The Renault power unit disperses about 560kW in total and uses energy recovery systems that contribute to that total. Only about 440kW of the total comes from the V6 itself. The rest (120kW) is derived from these recovery systems, including an updated KERS.
While to the untrained eye it may appear that 560kW is stunning from essentially the same size engine as a MINI Cooper or Mercedes-Benz C180, the trick here is these engines are not built to last as long as normal cars’. Therefore even though Renault’s F1 1.6 V6 turbo will rev up to 15 000rpm, it cannot even begin to compete with Renault’s everyday 1.6-litre turbo for of longevity. The latter should stay with the car for well over 300 000km if taken care of properly. On the other hand, the F1 motor will only be able to last about 6 to 8 races at a time. Drivers are to be limited to 5 engines per year from 2014. At the same time, fuel efficiency must improve by up to 35% compared with the current 2.4-litre V8s as the cars will only be allowed 100kg of fuel per race.

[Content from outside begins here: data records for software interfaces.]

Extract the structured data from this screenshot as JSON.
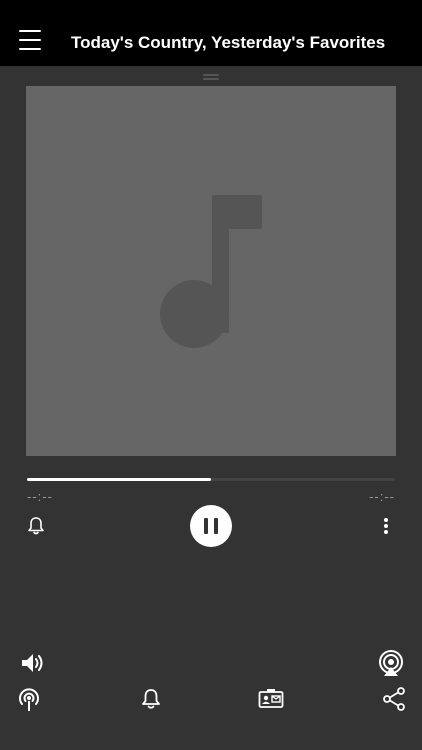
{
  "header": {
    "title": "Today's Country, Yesterday's Favorites",
    "menu_icon": "hamburger-menu-icon"
  },
  "artwork": {
    "icon": "music-note-icon"
  },
  "player": {
    "progress": 0.5,
    "time_elapsed": "--:--",
    "time_remaining": "--:--",
    "state": "playing",
    "play_pause_icon": "pause-icon",
    "left_icon": "bell-icon",
    "right_icon": "more-vertical-icon"
  },
  "bottom_bar": {
    "top_row": [
      "volume-icon",
      "airplay-icon"
    ],
    "bottom_row": [
      "podcast-icon",
      "bell-icon",
      "contact-card-icon",
      "share-icon"
    ]
  },
  "colors": {
    "background": "#333333",
    "header": "#000000",
    "artwork": "#666666",
    "accent": "#ffffff"
  }
}
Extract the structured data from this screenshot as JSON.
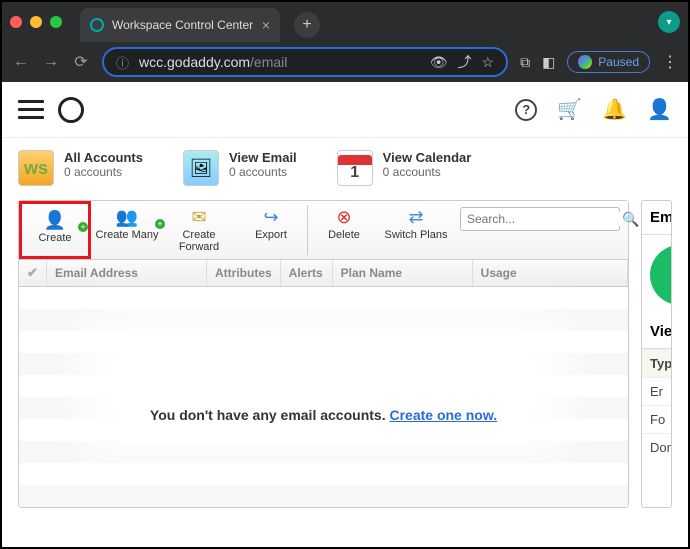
{
  "browser": {
    "tab_title": "Workspace Control Center",
    "url_host": "wcc.godaddy.com",
    "url_path": "/email",
    "paused_label": "Paused"
  },
  "summaries": [
    {
      "title": "All Accounts",
      "sub": "0 accounts"
    },
    {
      "title": "View Email",
      "sub": "0 accounts"
    },
    {
      "title": "View Calendar",
      "sub": "0 accounts"
    }
  ],
  "actions": {
    "create": "Create",
    "create_many": "Create Many",
    "create_forward": "Create Forward",
    "export": "Export",
    "delete": "Delete",
    "switch_plans": "Switch Plans"
  },
  "search_placeholder": "Search...",
  "columns": {
    "email": "Email Address",
    "attr": "Attributes",
    "alerts": "Alerts",
    "plan": "Plan Name",
    "usage": "Usage"
  },
  "empty": {
    "msg": "You don't have any email accounts.",
    "link": "Create one now."
  },
  "right": {
    "heading": "Em",
    "view": "Vie",
    "type": "Type",
    "rows": [
      "Er",
      "Fo",
      "Dom"
    ]
  },
  "calendar_icon_day": "1"
}
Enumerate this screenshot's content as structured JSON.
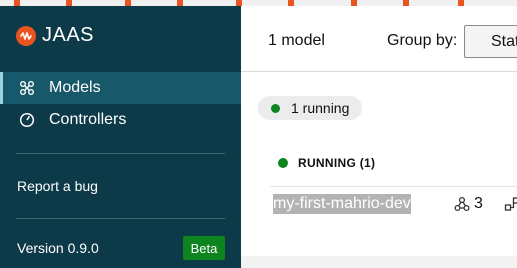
{
  "sidebar": {
    "brand": "JAAS",
    "nav": [
      {
        "label": "Models",
        "icon": "models-icon",
        "active": true
      },
      {
        "label": "Controllers",
        "icon": "controllers-icon",
        "active": false
      }
    ],
    "report_bug": "Report a bug",
    "version": "Version 0.9.0",
    "badge": "Beta"
  },
  "header": {
    "model_count": "1 model",
    "group_by_label": "Group by:",
    "group_by_value": "Status"
  },
  "filter_chip": {
    "label": "1 running"
  },
  "group": {
    "heading": "RUNNING (1)",
    "rows": [
      {
        "name": "my-first-mahrio-dev",
        "units": "3"
      }
    ]
  },
  "colors": {
    "sidebar_bg": "#0c3a48",
    "active_item_bg": "#17586a",
    "brand_accent": "#e95420",
    "status_running": "#0e8420",
    "badge_bg": "#0e8420"
  }
}
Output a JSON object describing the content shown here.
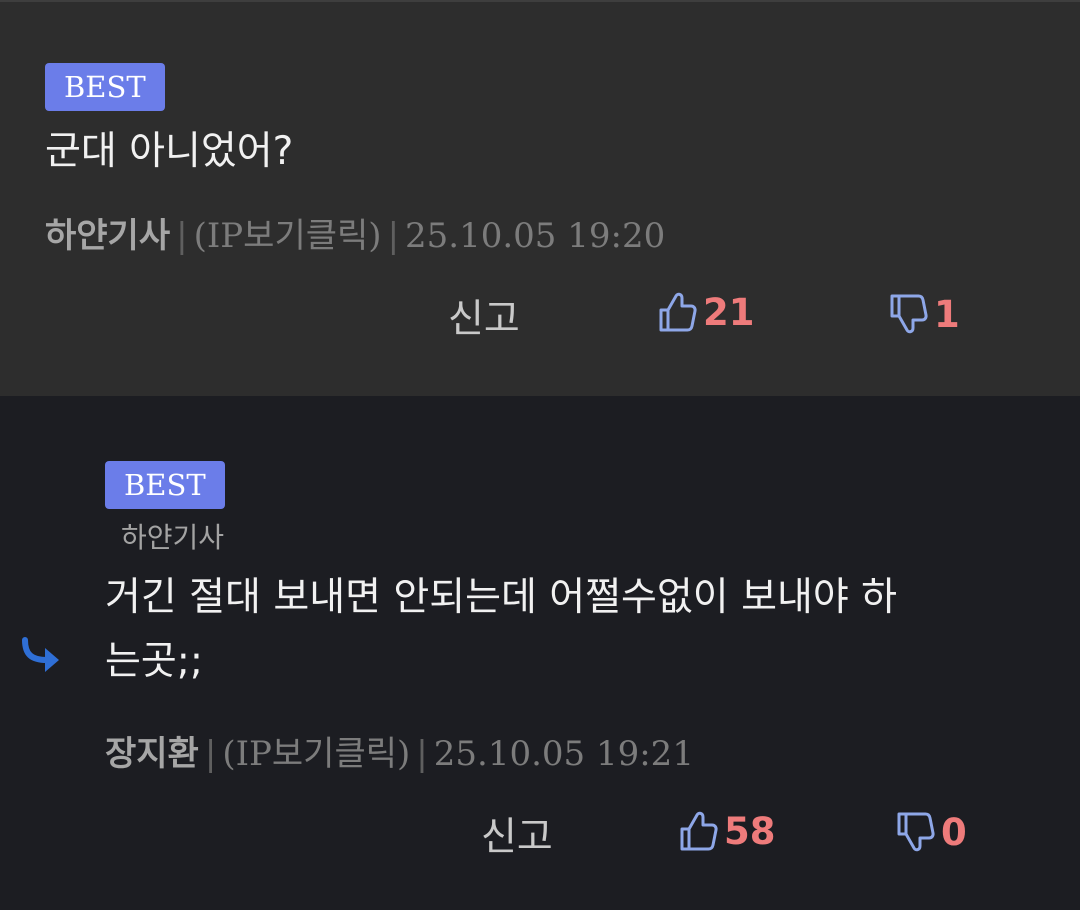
{
  "comments": [
    {
      "badge": "BEST",
      "text": "군대 아니었어?",
      "author": "하얀기사",
      "ip": "(IP보기클릭)",
      "date": "25.10.05 19:20",
      "report_label": "신고",
      "upvotes": "21",
      "downvotes": "1"
    },
    {
      "badge": "BEST",
      "reply_to": "하얀기사",
      "text_line1": "거긴 절대 보내면 안되는데 어쩔수없이 보내야 하",
      "text_line2": "는곳;;",
      "author": "장지환",
      "ip": "(IP보기클릭)",
      "date": "25.10.05 19:21",
      "report_label": "신고",
      "upvotes": "58",
      "downvotes": "0"
    }
  ],
  "meta_separator": "|",
  "colors": {
    "badge_bg": "#6b7de9",
    "vote_count": "#ee7b7b",
    "thumb_icon": "#8ea7e8",
    "reply_arrow": "#2f6fd6",
    "card1_bg": "#2d2d2d",
    "card2_bg": "#1c1d22"
  },
  "icons": {
    "upvote": "thumbs-up-icon",
    "downvote": "thumbs-down-icon",
    "reply": "reply-arrow-icon"
  }
}
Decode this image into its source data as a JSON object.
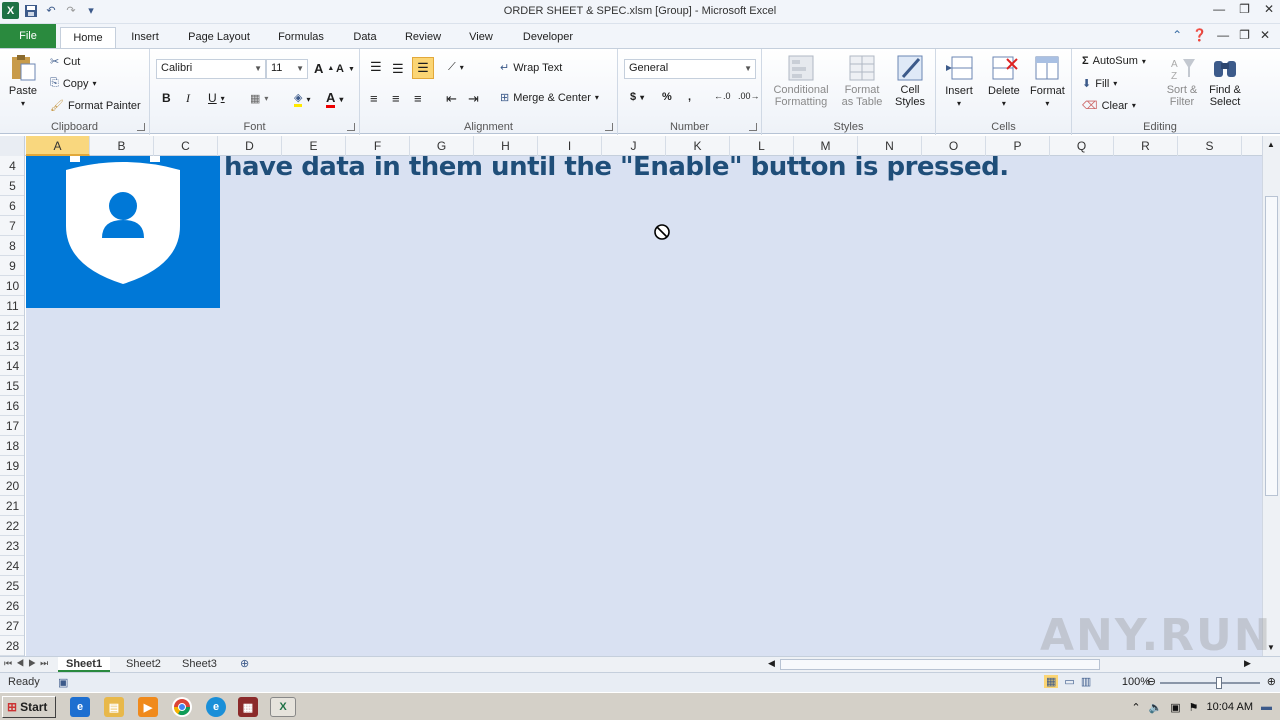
{
  "window": {
    "title": "ORDER SHEET & SPEC.xlsm  [Group]  -  Microsoft Excel"
  },
  "tabs": [
    "File",
    "Home",
    "Insert",
    "Page Layout",
    "Formulas",
    "Data",
    "Review",
    "View",
    "Developer"
  ],
  "ribbon": {
    "clipboard": {
      "paste": "Paste",
      "cut": "Cut",
      "copy": "Copy",
      "format_painter": "Format Painter",
      "label": "Clipboard"
    },
    "font": {
      "name": "Calibri",
      "size": "11",
      "label": "Font"
    },
    "alignment": {
      "wrap_text": "Wrap Text",
      "merge_center": "Merge & Center",
      "label": "Alignment"
    },
    "number": {
      "format": "General",
      "label": "Number"
    },
    "styles": {
      "conditional": "Conditional Formatting",
      "format_table": "Format as Table",
      "cell_styles": "Cell Styles",
      "label": "Styles"
    },
    "cells": {
      "insert": "Insert",
      "delete": "Delete",
      "format": "Format",
      "label": "Cells"
    },
    "editing": {
      "autosum": "AutoSum",
      "fill": "Fill",
      "clear": "Clear",
      "sort_filter": "Sort & Filter",
      "find_select": "Find & Select",
      "label": "Editing"
    }
  },
  "columns": [
    "A",
    "B",
    "C",
    "D",
    "E",
    "F",
    "G",
    "H",
    "I",
    "J",
    "K",
    "L",
    "M",
    "N",
    "O",
    "P",
    "Q",
    "R",
    "S"
  ],
  "rows": [
    "4",
    "5",
    "6",
    "7",
    "8",
    "9",
    "10",
    "11",
    "12",
    "13",
    "14",
    "15",
    "16",
    "17",
    "18",
    "19",
    "20",
    "21",
    "22",
    "23",
    "24",
    "25",
    "26",
    "27",
    "28"
  ],
  "sheet": {
    "banner_text": "have data in them until the \"Enable\" button is pressed."
  },
  "sheet_tabs": [
    "Sheet1",
    "Sheet2",
    "Sheet3"
  ],
  "status": {
    "ready": "Ready",
    "zoom": "100%"
  },
  "taskbar": {
    "start": "Start",
    "time": "10:04 AM"
  },
  "watermark": "ANY.RUN"
}
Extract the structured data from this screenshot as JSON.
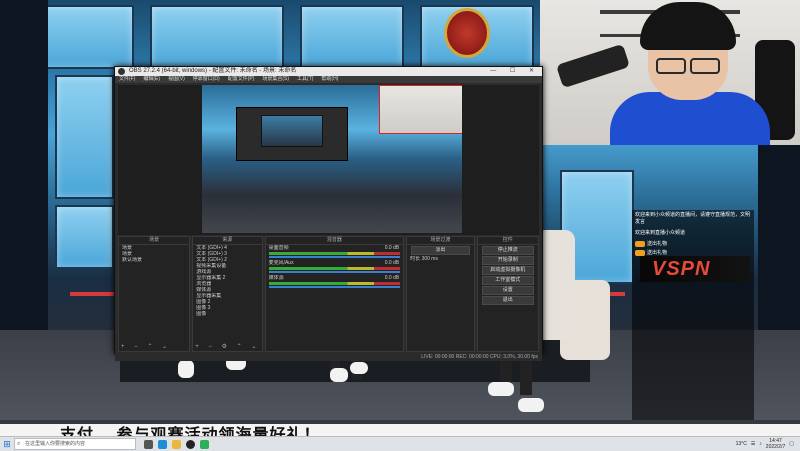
{
  "obs": {
    "title": "OBS 27.2.4 (64-bit, windows) - 配置文件: 未命名 - 场景: 未命名",
    "menu": [
      "文件(F)",
      "编辑(E)",
      "视图(V)",
      "停靠窗口(D)",
      "配置文件(P)",
      "场景集合(S)",
      "工具(T)",
      "帮助(H)"
    ],
    "dock_headers": {
      "scenes": "场景",
      "sources": "来源",
      "mixer": "混音器",
      "transitions": "场景过渡",
      "controls": "控件"
    },
    "scenes": [
      "场景",
      "场景",
      "默认场景"
    ],
    "sources": [
      "文本 (GDI+) 4",
      "文本 (GDI+) 3",
      "文本 (GDI+) 2",
      "视频采集设备",
      "游戏源",
      "显示器采集 2",
      "浏览器",
      "媒体源",
      "显示器采集",
      "图像 2",
      "图像 3",
      "图像"
    ],
    "mixer": [
      {
        "name": "桌面音频",
        "level": "0.0 dB"
      },
      {
        "name": "麦克风/Aux",
        "level": "0.0 dB"
      },
      {
        "name": "媒体源",
        "level": "0.0 dB"
      }
    ],
    "transitions": {
      "type": "淡出",
      "duration_label": "时长",
      "duration": "300 ms"
    },
    "controls": [
      "停止推流",
      "开始录制",
      "启动虚拟摄像机",
      "工作室模式",
      "设置",
      "退出"
    ],
    "status": "LIVE: 00:00:00  REC: 00:00:00  CPU: 3.0%, 30.00 fps"
  },
  "chat": {
    "messages": [
      "欢迎来到小众频道的直播间，请遵守直播规范，文明发言",
      "欢迎来到直播小众频道"
    ],
    "gifts": [
      "送出礼物",
      "送出礼物"
    ]
  },
  "overlay": {
    "brand": "VSPN"
  },
  "banner": {
    "text": "支付 ，参与观赛活动领海量好礼！"
  },
  "taskbar": {
    "search_placeholder": "在这里输入你要搜索的内容",
    "temperature": "13°C",
    "time": "14:47",
    "date": "2022/2/7"
  },
  "colors": {
    "accent_red": "#d83a3a",
    "obs_bg": "#2b2b2b",
    "webcam_shirt": "#1f4fd0"
  }
}
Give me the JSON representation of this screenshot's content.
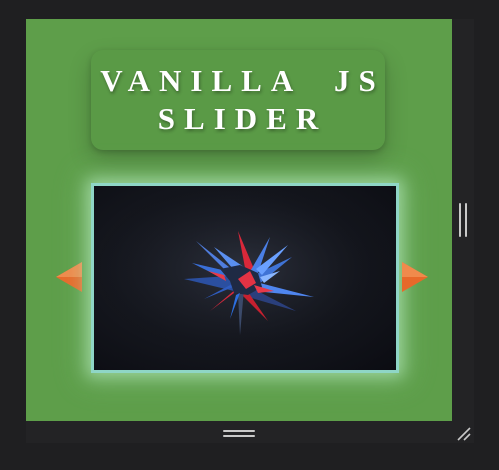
{
  "title": {
    "line1": "VANILLA  JS",
    "line2": "SLIDER"
  },
  "slider": {
    "image_alt": "abstract crystal shards artwork",
    "prev_icon": "triangle-left-icon",
    "next_icon": "triangle-right-icon"
  },
  "colors": {
    "background": "#5e9e4a",
    "title_panel": "#5a9a46",
    "slide_border": "#8fd6c6",
    "arrow": "#e8692a",
    "window_chrome": "#232325"
  }
}
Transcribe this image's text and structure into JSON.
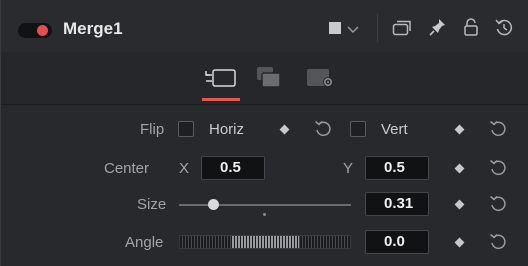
{
  "header": {
    "title": "Merge1",
    "enabled": true,
    "icons": [
      "square-icon",
      "chevron-down-icon",
      "copy-window-icon",
      "pin-icon",
      "lock-icon",
      "reset-all-icon"
    ]
  },
  "tabs": [
    {
      "name": "tab-controls",
      "icon": "controls-tab-icon",
      "active": true
    },
    {
      "name": "tab-channels",
      "icon": "channels-tab-icon",
      "active": false
    },
    {
      "name": "tab-settings",
      "icon": "settings-tab-icon",
      "active": false
    }
  ],
  "flip": {
    "label": "Flip",
    "horiz_label": "Horiz",
    "horiz_checked": false,
    "vert_label": "Vert",
    "vert_checked": false
  },
  "center": {
    "label": "Center",
    "x_label": "X",
    "x_value": "0.5",
    "y_label": "Y",
    "y_value": "0.5"
  },
  "size": {
    "label": "Size",
    "value": "0.31",
    "slider_fraction": 0.2
  },
  "angle": {
    "label": "Angle",
    "value": "0.0"
  },
  "colors": {
    "accent": "#e3574f",
    "panel": "#28292c"
  }
}
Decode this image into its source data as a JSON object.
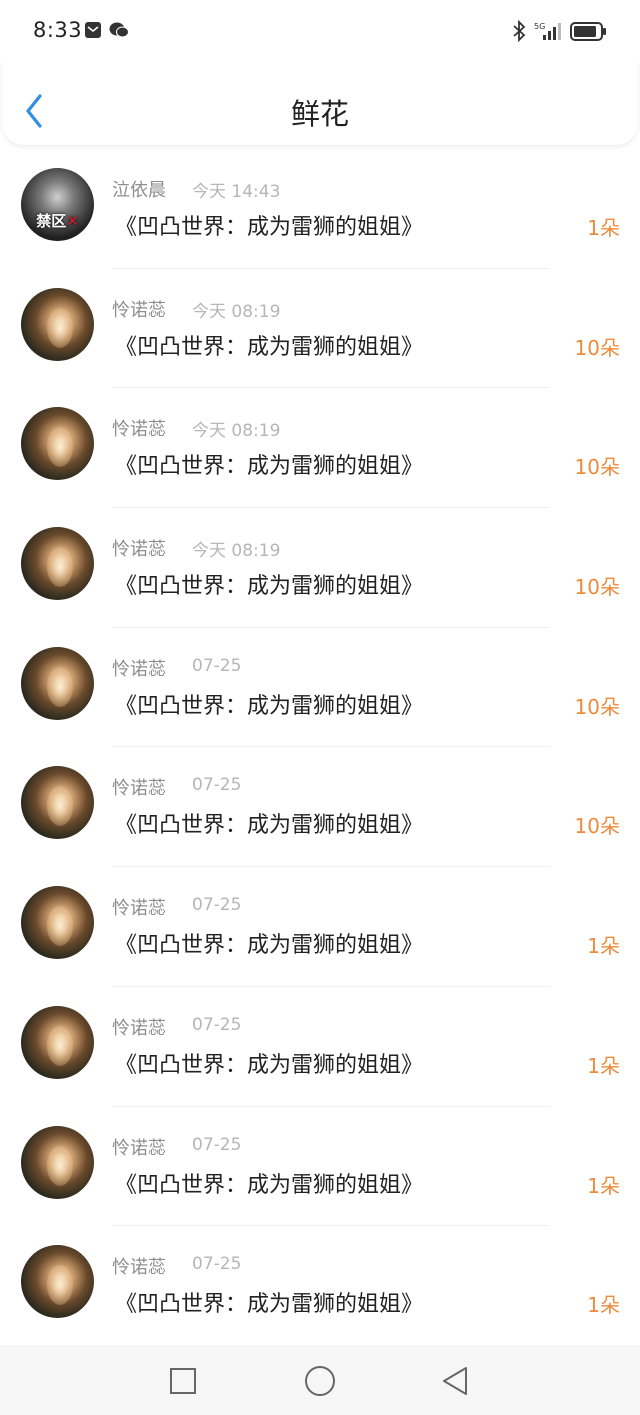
{
  "status": {
    "time": "8:33"
  },
  "header": {
    "title": "鲜花"
  },
  "rows": [
    {
      "name": "泣依晨",
      "time": "今天 14:43",
      "book": "《凹凸世界：成为雷狮的姐姐》",
      "count": "1朵",
      "avatar": "dark",
      "avatar_tag": "禁区"
    },
    {
      "name": "怜诺蕊",
      "time": "今天 08:19",
      "book": "《凹凸世界：成为雷狮的姐姐》",
      "count": "10朵",
      "avatar": "brown"
    },
    {
      "name": "怜诺蕊",
      "time": "今天 08:19",
      "book": "《凹凸世界：成为雷狮的姐姐》",
      "count": "10朵",
      "avatar": "brown"
    },
    {
      "name": "怜诺蕊",
      "time": "今天 08:19",
      "book": "《凹凸世界：成为雷狮的姐姐》",
      "count": "10朵",
      "avatar": "brown"
    },
    {
      "name": "怜诺蕊",
      "time": "07-25",
      "book": "《凹凸世界：成为雷狮的姐姐》",
      "count": "10朵",
      "avatar": "brown"
    },
    {
      "name": "怜诺蕊",
      "time": "07-25",
      "book": "《凹凸世界：成为雷狮的姐姐》",
      "count": "10朵",
      "avatar": "brown"
    },
    {
      "name": "怜诺蕊",
      "time": "07-25",
      "book": "《凹凸世界：成为雷狮的姐姐》",
      "count": "1朵",
      "avatar": "brown"
    },
    {
      "name": "怜诺蕊",
      "time": "07-25",
      "book": "《凹凸世界：成为雷狮的姐姐》",
      "count": "1朵",
      "avatar": "brown"
    },
    {
      "name": "怜诺蕊",
      "time": "07-25",
      "book": "《凹凸世界：成为雷狮的姐姐》",
      "count": "1朵",
      "avatar": "brown"
    },
    {
      "name": "怜诺蕊",
      "time": "07-25",
      "book": "《凹凸世界：成为雷狮的姐姐》",
      "count": "1朵",
      "avatar": "brown"
    }
  ],
  "colors": {
    "accent": "#ee8b3a",
    "back": "#2f8fe0"
  },
  "icons": {
    "back": "chevron-left-icon",
    "home": "square-icon",
    "circle": "circle-icon",
    "triangle": "triangle-back-icon"
  }
}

Among the teams who are currently supplied with Renault engines are Red Bull, Caterham, Lotus and Williams.